The top two trays of ice cubes are usually in pretty good shape. They will chill the warmest Diet Coke or Pepsi Lite. The bottom tray holds dime sized chunks of ice ideal for cocktails for elves.
Various bread bags scattered among the debris are subjected to further exploration. We bake our own bread and when it is fresh, it is wonderful – no preservatives foul the whole-wheat taste. Unfortunately, if left on the counter too long during warm days, the bread becomes a manufacturing facility for developing antibiotics. In order to prevent this, these provisions take up residence in the freezer where they are buried. Months later, the warm, welcoming smells are long gone.
After excavating the overhead unit, it is time for a strategic tour of the beverage shelves and bins below. This is the most hazardous part of the mission.
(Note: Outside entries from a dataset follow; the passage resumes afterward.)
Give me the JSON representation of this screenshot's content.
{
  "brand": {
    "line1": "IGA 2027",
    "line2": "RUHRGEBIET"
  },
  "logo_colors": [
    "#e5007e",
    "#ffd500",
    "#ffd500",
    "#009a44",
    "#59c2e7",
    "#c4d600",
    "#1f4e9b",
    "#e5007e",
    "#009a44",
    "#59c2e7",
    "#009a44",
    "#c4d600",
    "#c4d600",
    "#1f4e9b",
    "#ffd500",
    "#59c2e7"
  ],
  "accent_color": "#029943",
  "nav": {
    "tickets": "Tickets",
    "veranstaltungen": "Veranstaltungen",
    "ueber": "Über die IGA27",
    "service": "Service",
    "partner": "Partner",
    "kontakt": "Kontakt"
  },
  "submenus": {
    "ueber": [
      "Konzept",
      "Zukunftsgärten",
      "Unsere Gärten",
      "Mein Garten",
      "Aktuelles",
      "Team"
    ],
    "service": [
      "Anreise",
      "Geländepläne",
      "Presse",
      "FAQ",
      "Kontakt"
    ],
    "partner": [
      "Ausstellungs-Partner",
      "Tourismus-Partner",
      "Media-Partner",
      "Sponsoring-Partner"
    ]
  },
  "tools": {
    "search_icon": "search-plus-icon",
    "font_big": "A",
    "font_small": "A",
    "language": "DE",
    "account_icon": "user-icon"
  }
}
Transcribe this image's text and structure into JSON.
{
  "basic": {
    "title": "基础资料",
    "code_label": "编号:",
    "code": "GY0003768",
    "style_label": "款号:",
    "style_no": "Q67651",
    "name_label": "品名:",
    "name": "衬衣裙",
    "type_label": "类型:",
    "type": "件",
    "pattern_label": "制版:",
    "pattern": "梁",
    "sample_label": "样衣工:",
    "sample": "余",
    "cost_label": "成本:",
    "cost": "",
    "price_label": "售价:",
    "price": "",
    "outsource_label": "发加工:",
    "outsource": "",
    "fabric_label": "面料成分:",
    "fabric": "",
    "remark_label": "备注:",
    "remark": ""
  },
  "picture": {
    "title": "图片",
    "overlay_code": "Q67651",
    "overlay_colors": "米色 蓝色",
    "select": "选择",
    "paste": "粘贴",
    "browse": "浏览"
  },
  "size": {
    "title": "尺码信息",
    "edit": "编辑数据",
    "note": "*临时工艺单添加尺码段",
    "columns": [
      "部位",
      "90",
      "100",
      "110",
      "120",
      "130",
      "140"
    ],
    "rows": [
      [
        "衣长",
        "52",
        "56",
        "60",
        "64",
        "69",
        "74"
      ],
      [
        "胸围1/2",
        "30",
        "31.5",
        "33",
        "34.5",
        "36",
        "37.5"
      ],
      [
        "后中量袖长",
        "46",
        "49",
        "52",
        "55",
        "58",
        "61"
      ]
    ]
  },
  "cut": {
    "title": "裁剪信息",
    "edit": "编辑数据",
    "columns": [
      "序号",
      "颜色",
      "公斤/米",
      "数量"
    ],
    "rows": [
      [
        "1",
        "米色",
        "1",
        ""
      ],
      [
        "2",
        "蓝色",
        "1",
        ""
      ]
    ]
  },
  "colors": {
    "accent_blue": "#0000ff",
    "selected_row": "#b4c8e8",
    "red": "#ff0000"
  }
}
Beer in the back of the fridge is not the good stuff. That takes up residence in front. The space in the rear is also the resting place for flat bottles of tonic water. Those gin and tonics were really good last summer weren’t they? They share space with partially frozen prune juice carafes. I mean, it is winter after all.
It is now time to rappel down to the lower bins. Taking the less hazardous route, shuffling and rearranging the fruit bin first, reveals some fresh, some slightly dehydrated and some unidentifiable produce that may have graced a chilled glass of lemonade. Time to pitch that!
A lateral sashay to the veggie bin reveals more desiccated occupants, along with flaccid celery, white rimed carrots and peppers and zucchinis with no backbone. My god it’s been a long time since I was down here! With this done, the grocery list can be updated and the next adventure in commodity purchasing undertaken.
Years ago, my wife and I undertook a similar foray when we decided to clean her parent’s big chest freezer in the basement. We sorted the various packages, laying them on the floor in the rec room, reclassified and tossed the unusable. At one point, we came across four or five Virginia Slims cigarettes tucked in amongst the standing rib roasts. Giggling, we extracted them from the frost at the bottom and concluded they were there, preserved in perpetuity in case there was a nuclear holocaust.
When I look at the stuff that emerges from our fridge now, my only conclusion is that we have become our parents. Who da thunk?